(Extracted records)
- Opening Delimiter -

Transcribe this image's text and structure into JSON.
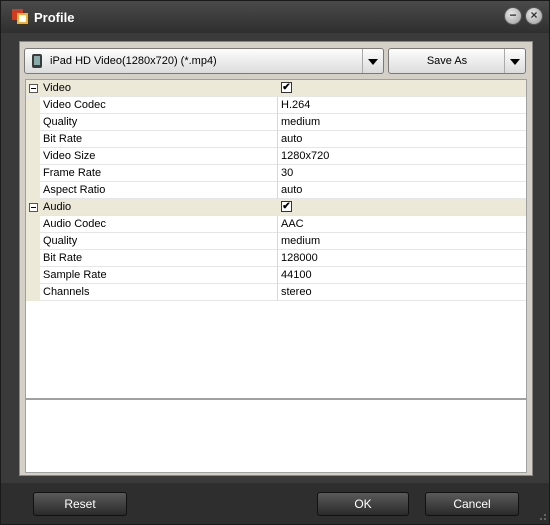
{
  "window": {
    "title": "Profile",
    "minimize_label": "−",
    "close_label": "×"
  },
  "toolbar": {
    "profile_value": "iPad HD Video(1280x720) (*.mp4)",
    "save_as_label": "Save As"
  },
  "properties": [
    {
      "type": "category",
      "name": "Video",
      "checked": "✔"
    },
    {
      "type": "item",
      "name": "Video Codec",
      "value": "H.264"
    },
    {
      "type": "item",
      "name": "Quality",
      "value": "medium"
    },
    {
      "type": "item",
      "name": "Bit Rate",
      "value": "auto"
    },
    {
      "type": "item",
      "name": "Video Size",
      "value": "1280x720"
    },
    {
      "type": "item",
      "name": "Frame Rate",
      "value": "30"
    },
    {
      "type": "item",
      "name": "Aspect Ratio",
      "value": "auto"
    },
    {
      "type": "category",
      "name": "Audio",
      "checked": "✔"
    },
    {
      "type": "item",
      "name": "Audio Codec",
      "value": "AAC"
    },
    {
      "type": "item",
      "name": "Quality",
      "value": "medium"
    },
    {
      "type": "item",
      "name": "Bit Rate",
      "value": "128000"
    },
    {
      "type": "item",
      "name": "Sample Rate",
      "value": "44100"
    },
    {
      "type": "item",
      "name": "Channels",
      "value": "stereo"
    }
  ],
  "buttons": {
    "reset": "Reset",
    "ok": "OK",
    "cancel": "Cancel"
  },
  "colors": {
    "titlebar": "#3a3a3a",
    "category_bg": "#ece9d8",
    "button_bg": "#3d3d3d"
  }
}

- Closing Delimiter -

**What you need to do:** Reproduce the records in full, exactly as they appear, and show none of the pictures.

**Answer for the task:**
Transcribe this image's text and structure into JSON.
{
  "window": {
    "title": "Profile",
    "minimize_label": "−",
    "close_label": "×"
  },
  "toolbar": {
    "profile_value": "iPad HD Video(1280x720) (*.mp4)",
    "save_as_label": "Save As"
  },
  "properties": [
    {
      "type": "category",
      "name": "Video",
      "checked": "✔"
    },
    {
      "type": "item",
      "name": "Video Codec",
      "value": "H.264"
    },
    {
      "type": "item",
      "name": "Quality",
      "value": "medium"
    },
    {
      "type": "item",
      "name": "Bit Rate",
      "value": "auto"
    },
    {
      "type": "item",
      "name": "Video Size",
      "value": "1280x720"
    },
    {
      "type": "item",
      "name": "Frame Rate",
      "value": "30"
    },
    {
      "type": "item",
      "name": "Aspect Ratio",
      "value": "auto"
    },
    {
      "type": "category",
      "name": "Audio",
      "checked": "✔"
    },
    {
      "type": "item",
      "name": "Audio Codec",
      "value": "AAC"
    },
    {
      "type": "item",
      "name": "Quality",
      "value": "medium"
    },
    {
      "type": "item",
      "name": "Bit Rate",
      "value": "128000"
    },
    {
      "type": "item",
      "name": "Sample Rate",
      "value": "44100"
    },
    {
      "type": "item",
      "name": "Channels",
      "value": "stereo"
    }
  ],
  "buttons": {
    "reset": "Reset",
    "ok": "OK",
    "cancel": "Cancel"
  },
  "colors": {
    "titlebar": "#3a3a3a",
    "category_bg": "#ece9d8",
    "button_bg": "#3d3d3d"
  }
}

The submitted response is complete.